> [Task to carry out] Give back every record below in full and exactly, but without a single image.

Records from a data collection:
++++++++++++++++++++
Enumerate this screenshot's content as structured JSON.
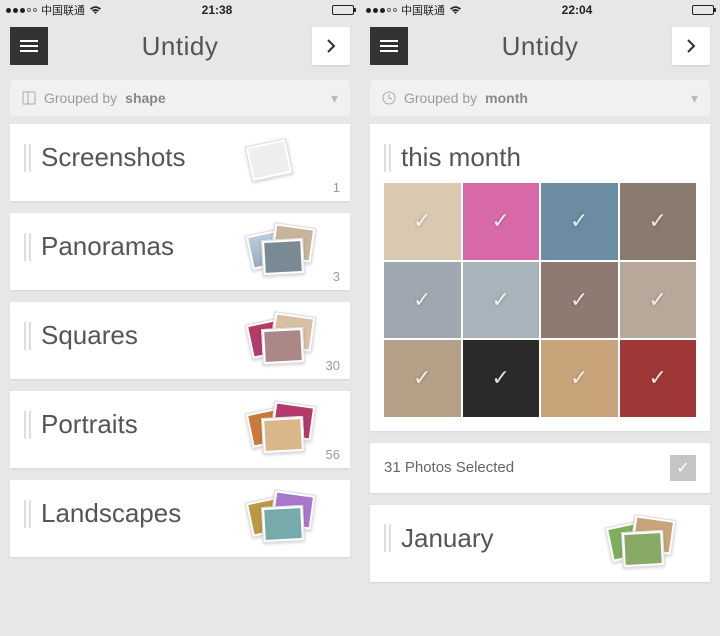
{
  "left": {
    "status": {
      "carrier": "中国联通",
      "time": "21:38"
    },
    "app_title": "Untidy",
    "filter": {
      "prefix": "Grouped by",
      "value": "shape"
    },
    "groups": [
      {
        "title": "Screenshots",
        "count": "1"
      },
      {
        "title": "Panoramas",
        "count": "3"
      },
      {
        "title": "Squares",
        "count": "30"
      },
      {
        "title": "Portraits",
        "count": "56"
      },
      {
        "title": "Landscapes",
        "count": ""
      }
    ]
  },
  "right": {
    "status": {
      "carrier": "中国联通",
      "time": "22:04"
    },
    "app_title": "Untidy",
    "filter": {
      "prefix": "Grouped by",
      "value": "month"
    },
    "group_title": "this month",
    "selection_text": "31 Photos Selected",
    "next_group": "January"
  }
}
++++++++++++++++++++
> [Task solution]
Enumerate this screenshot's content as structured JSON.
{
  "left": {
    "status": {
      "carrier": "中国联通",
      "time": "21:38"
    },
    "app_title": "Untidy",
    "filter": {
      "prefix": "Grouped by",
      "value": "shape"
    },
    "groups": [
      {
        "title": "Screenshots",
        "count": "1"
      },
      {
        "title": "Panoramas",
        "count": "3"
      },
      {
        "title": "Squares",
        "count": "30"
      },
      {
        "title": "Portraits",
        "count": "56"
      },
      {
        "title": "Landscapes",
        "count": ""
      }
    ]
  },
  "right": {
    "status": {
      "carrier": "中国联通",
      "time": "22:04"
    },
    "app_title": "Untidy",
    "filter": {
      "prefix": "Grouped by",
      "value": "month"
    },
    "group_title": "this month",
    "selection_text": "31 Photos Selected",
    "next_group": "January"
  }
}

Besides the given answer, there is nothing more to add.